What are the risks of occupational hearing loss, and how can workers protect their hearing on the job?

Occupational hearing loss can have a significant impact on an individual’s quality of life and ability to perform their job duties. To protect their hearing, workers should use appropriate personal protective equipment, such as earplugs or noise-cancelling headphones, and employers should ensure that workplace noise levels are within safe limits.

What is the link between benzene exposure and leukemia, and how can workers be protected?

Exposure to benzene, a known carcinogen, has been linked to an increased risk of developing leukemia. To protect workers, employers must ensure strict safety protocols, provide appropriate personal protective equipment, and implement comprehensive monitoring and testing programs to identify and mitigate benzene exposure in the workplace.
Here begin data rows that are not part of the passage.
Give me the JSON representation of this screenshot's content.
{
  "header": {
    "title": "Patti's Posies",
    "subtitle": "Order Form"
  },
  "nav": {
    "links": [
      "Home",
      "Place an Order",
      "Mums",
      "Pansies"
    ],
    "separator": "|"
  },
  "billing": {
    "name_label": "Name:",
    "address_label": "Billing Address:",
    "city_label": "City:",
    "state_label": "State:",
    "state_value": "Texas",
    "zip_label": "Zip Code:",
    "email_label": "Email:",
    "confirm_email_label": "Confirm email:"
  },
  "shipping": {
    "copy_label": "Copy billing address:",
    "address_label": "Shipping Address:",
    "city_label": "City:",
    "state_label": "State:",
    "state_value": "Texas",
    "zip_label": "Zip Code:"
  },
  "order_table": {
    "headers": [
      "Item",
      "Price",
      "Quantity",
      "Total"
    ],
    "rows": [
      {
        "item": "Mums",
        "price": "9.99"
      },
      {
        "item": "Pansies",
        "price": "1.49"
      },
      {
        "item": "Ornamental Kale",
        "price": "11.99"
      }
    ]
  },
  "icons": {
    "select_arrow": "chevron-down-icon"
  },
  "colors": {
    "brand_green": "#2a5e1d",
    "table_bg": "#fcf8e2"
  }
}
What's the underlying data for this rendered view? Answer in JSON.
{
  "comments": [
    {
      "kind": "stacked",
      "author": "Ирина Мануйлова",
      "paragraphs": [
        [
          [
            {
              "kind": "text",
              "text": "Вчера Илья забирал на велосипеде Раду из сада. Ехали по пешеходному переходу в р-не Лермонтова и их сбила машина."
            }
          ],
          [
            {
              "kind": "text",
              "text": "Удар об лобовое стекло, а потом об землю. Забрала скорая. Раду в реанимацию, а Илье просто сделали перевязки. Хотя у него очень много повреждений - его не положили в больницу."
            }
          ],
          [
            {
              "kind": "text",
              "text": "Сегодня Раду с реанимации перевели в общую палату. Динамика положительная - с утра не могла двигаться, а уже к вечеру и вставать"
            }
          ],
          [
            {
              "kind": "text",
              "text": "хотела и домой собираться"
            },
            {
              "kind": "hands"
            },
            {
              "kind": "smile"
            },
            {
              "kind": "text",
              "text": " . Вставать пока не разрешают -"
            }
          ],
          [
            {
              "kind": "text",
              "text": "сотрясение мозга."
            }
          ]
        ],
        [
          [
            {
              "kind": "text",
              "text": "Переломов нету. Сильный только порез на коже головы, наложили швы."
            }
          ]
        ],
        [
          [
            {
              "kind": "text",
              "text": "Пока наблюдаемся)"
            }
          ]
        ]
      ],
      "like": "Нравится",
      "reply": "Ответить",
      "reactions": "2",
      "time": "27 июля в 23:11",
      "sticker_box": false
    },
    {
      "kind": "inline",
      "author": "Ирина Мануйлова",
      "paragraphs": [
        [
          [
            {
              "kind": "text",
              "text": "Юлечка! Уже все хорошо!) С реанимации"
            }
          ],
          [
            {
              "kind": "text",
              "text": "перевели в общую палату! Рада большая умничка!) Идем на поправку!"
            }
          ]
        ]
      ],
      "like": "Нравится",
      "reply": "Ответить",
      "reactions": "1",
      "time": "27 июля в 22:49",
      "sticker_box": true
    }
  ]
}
What is the risk of hepatitis B in the workplace, and how can it be prevented?

Hepatitis B is a serious occupational hazard, particularly for healthcare workers and those in industries where exposure to bodily fluids is common. Preventive measures include mandatory vaccination, proper use of personal protective equipment, and implementation of rigorous infection control procedures to minimize the risk of transmission.

What are the key workplace safety protocols and personal protective equipment (PPE) that can help prevent occupational diseases?

Effective workplace safety protocols include implementing engineering controls, such as proper ventilation and dust suppression systems, as well as administrative controls like job rotation and regular training. Employers should also provide appropriate personal protective equipment, such as respirators, gloves, and protective clothing, to safeguard workers from various occupational health risks.

As we’ve delved into the complex world of occupational diseases, it’s evident that workplace health is a multifaceted and pressing concern. From the respiratory ravages of asbestos and silicosis to the debilitating grip of musculoskeletal disorders, the risks facing workers are diverse and often insidious.

However, the path forward is clear – employers must prioritize preventive measures and workers must remain vigilant. By implementing robust safety protocols, providing adequate personal protective equipment, and fostering a culture of health awareness, we can mitigate the occurrence of these occupational diseases and safeguard the well-being of the American workforce.

The conclusion is clear – occupational diseases must be addressed head-on, with a comprehensive approach that puts workplace health at the forefront. Only then can we ensure that our workplaces are not just productive, but truly safe havens for the dedicated individuals who power future.